WASHINGTON – Boeing’s sixth postponement of its 787 Dreamliner puts the planemaker at greater risk for paying penalties to customers frustrated by more than 2 1/2 years of delays, analysts said.
Airlines braced for Friday’s move after Boeing signaled in July that the jet might not enter service until early 2011 instead of 2010, said Richard Aboulafia, an analyst at consultant Teal Group in Fairfax, Va. Demands for compensation may rise should the timetable slip again, he said.
“Are there now more unknowns that can trigger another unexpected delay? That is the question,” Aboulafia said in an interview.
Boeing attributed the move to Rolls-Royce Group’s inability to supply an engine on time for flight tests. Boeing has struggled with new materials, parts shortages, redesign work and a manufacturing process that relies more on suppliers to build the first jetliner made mostly of plastic composites.
The new delivery target is the middle of the first quarter, Chicago-based Boeing said in a statement. All Nippon Airways Co., the Dreamliner’s maiden customer, said the holdup was “regrettable.” Rolls-Royce said the delay wasn’t related to a 787 engine blowout on a test bed in Derby, England, which this month forced it to shut the site for repairs.
Boeing already faces compensation claims for late 787s, which will carry 210 to 290 passengers. National Aviation Co. of India, Air India’s state-owned parent, said this month it plans to seek about $840 million for the delays in its order.
“Airlines just keep waiting and waiting,” said Ryota Himeno, an analyst at Mitsubishi UFJ Morgan Stanley Securities Co. in Tokyo. “This new delay will force some tough changes to carriers’ operations.”
Penalties to 787 customers may reach about $5 billion, Myles Walton, an analyst at Deutsche Bank in New York, said before the latest delay. Boeing will probably seek to satisfy those claims through discounts, maintenance agreements, options, purchase rights, delivery-slot availability and other means instead of cash payments, he said.
“There’s a slippery slope here,” said George Hamlin, president of Hamlin Transportation Consulting in Fairfax, Va., and a former Airbus SAS executive. “If some carriers start receiving penalties, all will want them. It’s unfortunate that this is coming piled on top of the earlier delays.”
The 787 initially was scheduled to enter service in 2008. Boeing said last month that it might postpone the handover of the first plane by a few weeks into 2011 because of delays relating to instrumentation and the horizontal stabilizers that keep the jet level. The latest delay won’t affect financial guidance, it said.
“The delivery-date revision follows an assessment of the availability of an engine needed for the final phases of flight test this fall,” the company said. “While Boeing works closely with Rolls-Royce to expedite engine availability, flight testing across the test fleet continues as planned.”

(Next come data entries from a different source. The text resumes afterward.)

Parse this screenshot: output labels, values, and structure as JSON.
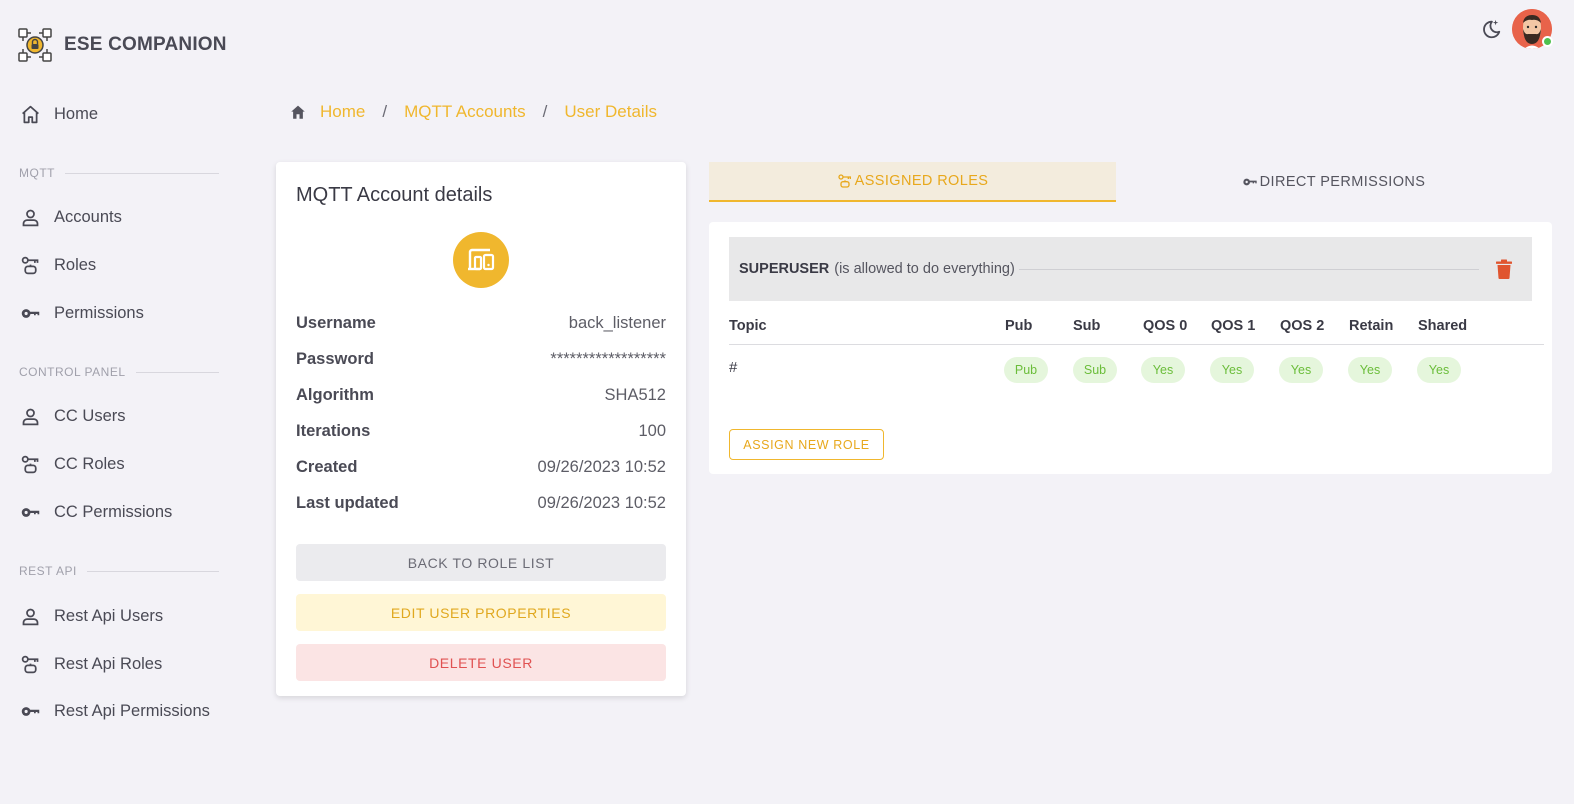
{
  "app": {
    "title": "ESE COMPANION"
  },
  "sidebar": {
    "home": "Home",
    "sections": [
      {
        "label": "MQTT",
        "items": [
          "Accounts",
          "Roles",
          "Permissions"
        ]
      },
      {
        "label": "CONTROL PANEL",
        "items": [
          "CC Users",
          "CC Roles",
          "CC Permissions"
        ]
      },
      {
        "label": "REST API",
        "items": [
          "Rest Api Users",
          "Rest Api Roles",
          "Rest Api Permissions"
        ]
      }
    ]
  },
  "breadcrumb": {
    "items": [
      "Home",
      "MQTT Accounts",
      "User Details"
    ],
    "separator": "/"
  },
  "details": {
    "title": "MQTT Account details",
    "rows": [
      {
        "label": "Username",
        "value": "back_listener"
      },
      {
        "label": "Password",
        "value": "******************"
      },
      {
        "label": "Algorithm",
        "value": "SHA512"
      },
      {
        "label": "Iterations",
        "value": "100"
      },
      {
        "label": "Created",
        "value": "09/26/2023 10:52"
      },
      {
        "label": "Last updated",
        "value": "09/26/2023 10:52"
      }
    ],
    "buttons": {
      "back": "BACK TO ROLE LIST",
      "edit": "EDIT USER PROPERTIES",
      "delete": "DELETE USER"
    }
  },
  "tabs": {
    "assigned_roles": "ASSIGNED ROLES",
    "direct_permissions": "DIRECT PERMISSIONS"
  },
  "role": {
    "name": "SUPERUSER",
    "description": "(is allowed to do everything)",
    "columns": [
      "Topic",
      "Pub",
      "Sub",
      "QOS 0",
      "QOS 1",
      "QOS 2",
      "Retain",
      "Shared"
    ],
    "row": {
      "topic": "#",
      "values": [
        "Pub",
        "Sub",
        "Yes",
        "Yes",
        "Yes",
        "Yes",
        "Yes"
      ]
    }
  },
  "assign_button": "ASSIGN NEW ROLE",
  "colors": {
    "accent": "#f0b72e",
    "danger": "#e05252",
    "success": "#6bbd3a",
    "background": "#f3f2f7"
  },
  "icons": [
    "app-logo-icon",
    "home-icon",
    "person-icon",
    "roles-icon",
    "key-icon",
    "moon-star-icon",
    "avatar-icon",
    "devices-icon",
    "trash-icon"
  ]
}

A Rolls-Royce spokesman, Craig Taylor, said on Aug. 17 that the engine failure would have no effect on the 787’s entry into service, and that a modification was already in place for later Dreamliners that would resolve the issue.